Associated Press – Toyota’s misleading statements presented a “reprehensible picture of corporate misconduct” as it failed to properly protect consumers from unexpected acceleration in its vehicles, a judge said as he nevertheless accepted a deal that lets the Japanese automaker escape prosecution with a $1.2 billion penalty.

Southern District Judge William H. Pauley III (See Profile) said the case showed that corporate fraud can kill. He also urged federal prosecutors to continue pursuing individuals who were behind the company’s actions after an acceleration problem stemming from ill-fitting floor mats attracted widespread publicity in 2009 when a family of four died in a San Diego crash.

See criminal complaint.

The Justice Department announced the deferred prosecution agreement on Wednesday, saying the company assured the public and regulators that it had adequately addressed the problem through a limited safety recall of certain models when it knew at the time that other models susceptible to the same safety flaw had not been recalled.

U.S. Attorney General Eric Holder told a news conference in Washington on Wednesday that Toyota handled the issue “as if it were a simple public relations problem.”

Southern District U.S. Attorney Preet Bharara, who also attended the press conference, said “Toyota stands charged with a criminal offense because it cared more about savings than safety and more about its own brand and bottom line than the truth.’

Bharara stated that “Companies that make inherently dangerous products must be maximally transparent, not two-faced.” And he warned “the entire auto industry should take notice” at “this landmark enforcement action.”

At a hearing Thursday in New York, where a felony count of wire fraud was lodged against the company, Pauley agreed to suspend the case until March 20, 2017, at the request of prosecutors.
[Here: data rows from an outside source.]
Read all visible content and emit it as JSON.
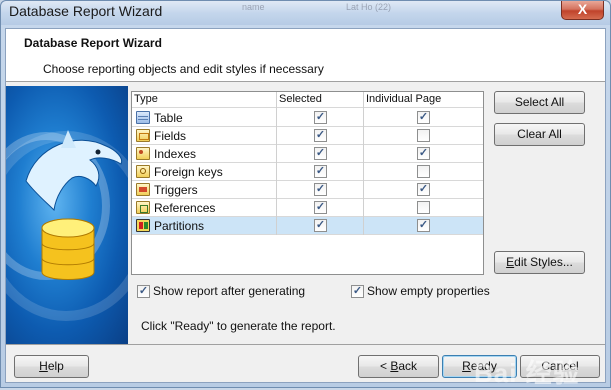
{
  "window": {
    "title": "Database Report Wizard",
    "background_tabs": [
      "name",
      "Lat Ho (22)"
    ],
    "close_symbol": "X"
  },
  "header": {
    "title": "Database Report Wizard",
    "subtitle": "Choose reporting objects and edit styles if necessary"
  },
  "grid": {
    "columns": [
      "Type",
      "Selected",
      "Individual Page"
    ],
    "rows": [
      {
        "label": "Table",
        "icon": "table-icon",
        "selected": true,
        "individual": true
      },
      {
        "label": "Fields",
        "icon": "fields-icon",
        "selected": true,
        "individual": false
      },
      {
        "label": "Indexes",
        "icon": "indexes-icon",
        "selected": true,
        "individual": true
      },
      {
        "label": "Foreign keys",
        "icon": "foreign-keys-icon",
        "selected": true,
        "individual": false
      },
      {
        "label": "Triggers",
        "icon": "triggers-icon",
        "selected": true,
        "individual": true
      },
      {
        "label": "References",
        "icon": "references-icon",
        "selected": true,
        "individual": false
      },
      {
        "label": "Partitions",
        "icon": "partitions-icon",
        "selected": true,
        "individual": true,
        "highlighted": true
      }
    ]
  },
  "side_buttons": {
    "select_all": "Select All",
    "clear_all": "Clear All",
    "edit_styles": "Edit Styles..."
  },
  "options": {
    "show_report": {
      "label": "Show report after generating",
      "checked": true
    },
    "show_empty": {
      "label": "Show empty properties",
      "checked": true
    }
  },
  "info_text": "Click \"Ready\" to generate the report.",
  "footer": {
    "help": "Help",
    "back": "< Back",
    "ready": "Ready",
    "cancel": "Cancel"
  },
  "watermark": "Bai 经验",
  "colors": {
    "selected_row": "#cce4f7",
    "header_bg": "#ffffff",
    "dialog_bg": "#f0f0f0",
    "side_image": "#1f7ed0"
  }
}
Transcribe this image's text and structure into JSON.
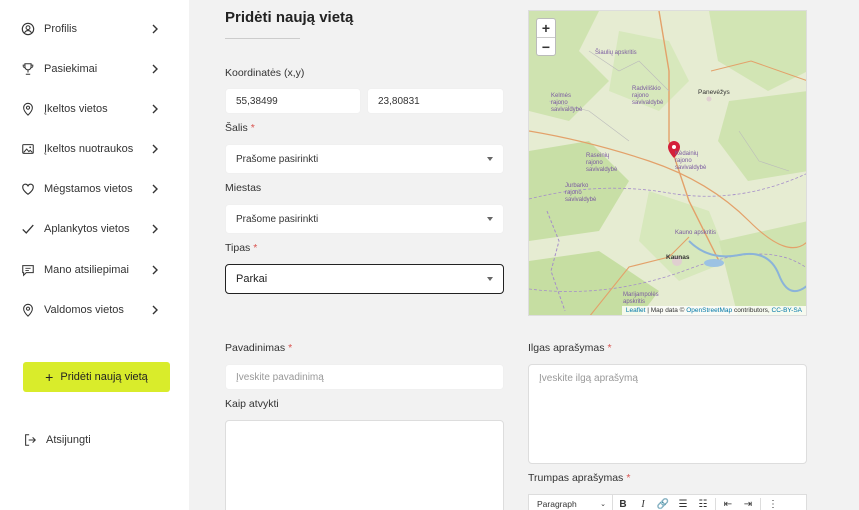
{
  "sidebar": {
    "items": [
      {
        "label": "Profilis",
        "icon": "user-circle-icon"
      },
      {
        "label": "Pasiekimai",
        "icon": "trophy-icon"
      },
      {
        "label": "Įkeltos vietos",
        "icon": "map-pin-icon"
      },
      {
        "label": "Įkeltos nuotraukos",
        "icon": "image-icon"
      },
      {
        "label": "Mėgstamos vietos",
        "icon": "heart-icon"
      },
      {
        "label": "Aplankytos vietos",
        "icon": "check-icon"
      },
      {
        "label": "Mano atsiliepimai",
        "icon": "comment-icon"
      },
      {
        "label": "Valdomos vietos",
        "icon": "map-pin-icon"
      }
    ],
    "add_button": "Pridėti naują vietą",
    "logout": "Atsijungti"
  },
  "form": {
    "title": "Pridėti naują vietą",
    "coords_label": "Koordinatės (x,y)",
    "coord_x": "55,38499",
    "coord_y": "23,80831",
    "country_label": "Šalis",
    "country_value": "Prašome pasirinkti",
    "city_label": "Miestas",
    "city_value": "Prašome pasirinkti",
    "type_label": "Tipas",
    "type_value": "Parkai",
    "name_label": "Pavadinimas",
    "name_placeholder": "Įveskite pavadinimą",
    "directions_label": "Kaip atvykti",
    "long_desc_label": "Ilgas aprašymas",
    "long_desc_placeholder": "Įveskite ilgą aprašymą",
    "short_desc_label": "Trumpas aprašymas",
    "required_mark": "*"
  },
  "map": {
    "zoom_in": "+",
    "zoom_out": "−",
    "attribution_leaflet": "Leaflet",
    "attribution_text": " | Map data © ",
    "attribution_osm": "OpenStreetMap",
    "attribution_contrib": " contributors, ",
    "attribution_license": "CC-BY-SA",
    "labels": {
      "siauliai": "Šiaulių apskritis",
      "kelme": "Kelmės rajono savivaldybė",
      "radviliskis": "Radviliškio rajono savivaldybė",
      "raseiniai": "Raseinių rajono savivaldybė",
      "kedainiai": "Kėdainių rajono savivaldybė",
      "jurbarkas": "Jurbarko rajono savivaldybė",
      "kauno_aps": "Kauno apskritis",
      "marijampole": "Marijampolės apskritis"
    },
    "cities": {
      "panevezys": "Panevėžys",
      "kaunas": "Kaunas"
    }
  },
  "editor": {
    "paragraph": "Paragraph",
    "bold": "B",
    "italic": "I"
  },
  "colors": {
    "accent": "#d9ec2b",
    "marker": "#d4203a"
  }
}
Prosecutors would dismiss the charge if the company satisfies the agreement’s terms, which include paying the penalty and appointing a monitor to review policies, practices and procedures.

Pauley said that he read the party’s submissions and a statement of law, concluding that the case “really presents a reprehensible picture of corporate misconduct.” He called it a case “that demonstrates that corporate fraud can kill.”

Pauley added: “I sincerely hope that this is not the end, but only the beginning, to seek to hold those individuals responsible for making those decisions accountable.”

Toyota said in court papers filed in December that it’s in settlement talks on nearly 400 U.S. wrongful death and injury lawsuits. Many of the actions have been consolidated in California state and federal courts, though an Oklahoma jury has awarded $3 million in damages to the injured driver of a 2005 Camry and to the family of a passenger who was killed.

Representing Toyota Corp. in court Thursday was Christopher Reynolds, general counsel of its North America subsidiary. He declined to comment.

A Toyota spokesman in court referred reporters to a statement Toyota issued Wednesday, in which it said it had “made fundamental changes to become a more responsive and customer-focused organization, and we are committed to continued improvements.”

Donald Slavik, senior counsel to Robinson Calcagnie Robinson Shapiro Davis in Newport Beach, Calif., whose firm plays a lead role in the Toyota civil matters, agreed that the deal wouldn’t directly affect settlement negotiations. But it could provide perspective about their overall value, which he estimated Toyota could resolve “for a sum certainly much less than the $1.2 billion they’re paying here.”

Bharara said Wednesday that the $1.2 billion, which will go to the Justice Department’s asset forfeiture fund, could have limited value for civil litigants.

“It is possible for individuals who were victimized or who believe they were victims to get recompensed through the asset forfeiture program, although it’s my understanding that many of them have already settled or found recompense through civil litigation,” he said.

Still, the payment is the largest criminal penalty imposed on a car company in U.S. history.

James Johnson of Debevoise & Plimpton also appeared for Toyota.

The prosecution was handled by the office’s Securities and Commodities Fraud Task Force. Assistant U.S. Attorney Bonnie Jonas, deputy chief of the Criminal Division, and Assistant U.S. Attorney Sarah E. McCallum are in charge of the prosecution, and Assistant U.S. Attorney Sharon Cohen Levin, chief of the Money Laundering and Asset Forfeiture Unit, is responsible for the forfeiture aspects of the case.

Assistant U.S. Attorney Jonas appeared before Pauley.